"Marine mammals? Thirty species, tops. Insects, now there's diversity! Over 30,000 known species of Coleoptera (Beetles) alone."

We were hooked by a spiel I later realized was probably well rehearsed and greatly used by this dedicated entomologist and teacher.

Without Riley's support, I could not have traveled to Costa Rica for a once in a lifetime opportunity. For a month I lived in a remote location on a river between the mangroves and the rainforest, researching parasitism in Lepidoptera (Butterflies and Moths). Riley also assisted me in obtaining employment with the City of Austin's Environmental Resource Management Division as an aquatic taxonomist and field technician for the surface water monitoring team.

Riley once said that we have three choices:

"You can live in an ivory tower and pretend nothing is wrong; you can throw our hands up in the air and say there is nothing we can do to change things; or you can try to change what you can, however little that may be".

Through the guidance of Riley and my father, I have chosen the last.

Comments

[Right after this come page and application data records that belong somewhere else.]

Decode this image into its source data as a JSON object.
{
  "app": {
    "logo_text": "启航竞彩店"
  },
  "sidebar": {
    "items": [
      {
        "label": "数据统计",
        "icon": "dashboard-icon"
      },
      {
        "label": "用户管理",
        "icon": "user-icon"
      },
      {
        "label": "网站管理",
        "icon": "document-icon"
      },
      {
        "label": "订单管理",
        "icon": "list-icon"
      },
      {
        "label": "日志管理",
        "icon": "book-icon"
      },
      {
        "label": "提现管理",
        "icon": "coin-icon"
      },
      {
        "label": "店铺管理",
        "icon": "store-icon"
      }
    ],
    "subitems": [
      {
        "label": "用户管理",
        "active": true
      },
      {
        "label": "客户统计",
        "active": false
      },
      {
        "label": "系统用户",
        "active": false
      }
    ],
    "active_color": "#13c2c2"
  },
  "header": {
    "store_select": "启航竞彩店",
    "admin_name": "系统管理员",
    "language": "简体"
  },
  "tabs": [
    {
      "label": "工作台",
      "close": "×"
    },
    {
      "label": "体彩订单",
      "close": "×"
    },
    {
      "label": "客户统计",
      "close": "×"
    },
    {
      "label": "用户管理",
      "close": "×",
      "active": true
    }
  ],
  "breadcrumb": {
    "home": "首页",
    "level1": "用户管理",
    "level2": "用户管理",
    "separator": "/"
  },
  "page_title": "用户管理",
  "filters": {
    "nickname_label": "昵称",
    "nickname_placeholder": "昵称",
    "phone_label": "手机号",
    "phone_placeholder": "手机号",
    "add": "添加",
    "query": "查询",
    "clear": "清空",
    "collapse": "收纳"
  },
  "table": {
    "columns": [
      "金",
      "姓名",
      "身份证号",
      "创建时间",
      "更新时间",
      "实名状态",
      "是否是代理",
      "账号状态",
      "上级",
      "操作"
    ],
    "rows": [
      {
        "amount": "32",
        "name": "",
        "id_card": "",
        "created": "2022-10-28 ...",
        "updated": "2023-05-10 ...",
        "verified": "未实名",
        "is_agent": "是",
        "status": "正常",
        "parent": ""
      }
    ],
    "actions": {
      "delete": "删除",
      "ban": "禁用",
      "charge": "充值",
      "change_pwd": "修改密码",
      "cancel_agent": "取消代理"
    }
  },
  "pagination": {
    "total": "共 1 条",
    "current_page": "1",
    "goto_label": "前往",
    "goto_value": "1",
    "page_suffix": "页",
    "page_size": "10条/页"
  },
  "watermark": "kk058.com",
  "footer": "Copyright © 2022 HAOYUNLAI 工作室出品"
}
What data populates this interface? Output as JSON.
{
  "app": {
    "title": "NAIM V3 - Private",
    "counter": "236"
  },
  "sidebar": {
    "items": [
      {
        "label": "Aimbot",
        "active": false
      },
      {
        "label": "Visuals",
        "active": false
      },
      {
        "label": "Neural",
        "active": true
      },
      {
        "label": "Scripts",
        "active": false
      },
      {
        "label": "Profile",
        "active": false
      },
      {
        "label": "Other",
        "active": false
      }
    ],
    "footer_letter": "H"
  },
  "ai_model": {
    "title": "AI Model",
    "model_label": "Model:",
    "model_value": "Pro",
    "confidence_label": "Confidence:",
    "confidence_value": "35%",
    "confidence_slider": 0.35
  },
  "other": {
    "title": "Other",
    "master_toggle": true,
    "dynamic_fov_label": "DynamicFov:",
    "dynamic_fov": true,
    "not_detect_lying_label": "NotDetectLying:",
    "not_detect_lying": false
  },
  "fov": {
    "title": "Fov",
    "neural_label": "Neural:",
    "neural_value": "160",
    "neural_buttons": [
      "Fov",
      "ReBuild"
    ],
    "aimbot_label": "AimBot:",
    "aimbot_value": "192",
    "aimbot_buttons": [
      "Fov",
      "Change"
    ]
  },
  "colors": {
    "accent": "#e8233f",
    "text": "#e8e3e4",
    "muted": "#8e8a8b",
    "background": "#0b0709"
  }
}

( 2 comments — Leave a comment )
ghewgill
Jan. 21st, 2004 05:00 am (UTC)
I like those three choices, they characterize well the paths one can take.
snaxxx
Jan. 21st, 2004 04:45 pm (UTC)
Riley had slide shows every lecture, and for the "ivory tower", he displayed a picture of UT's Main Tower shrouded in fog and mist. Heh- where the regents' offices are located.
( 2 comments — Leave a comment )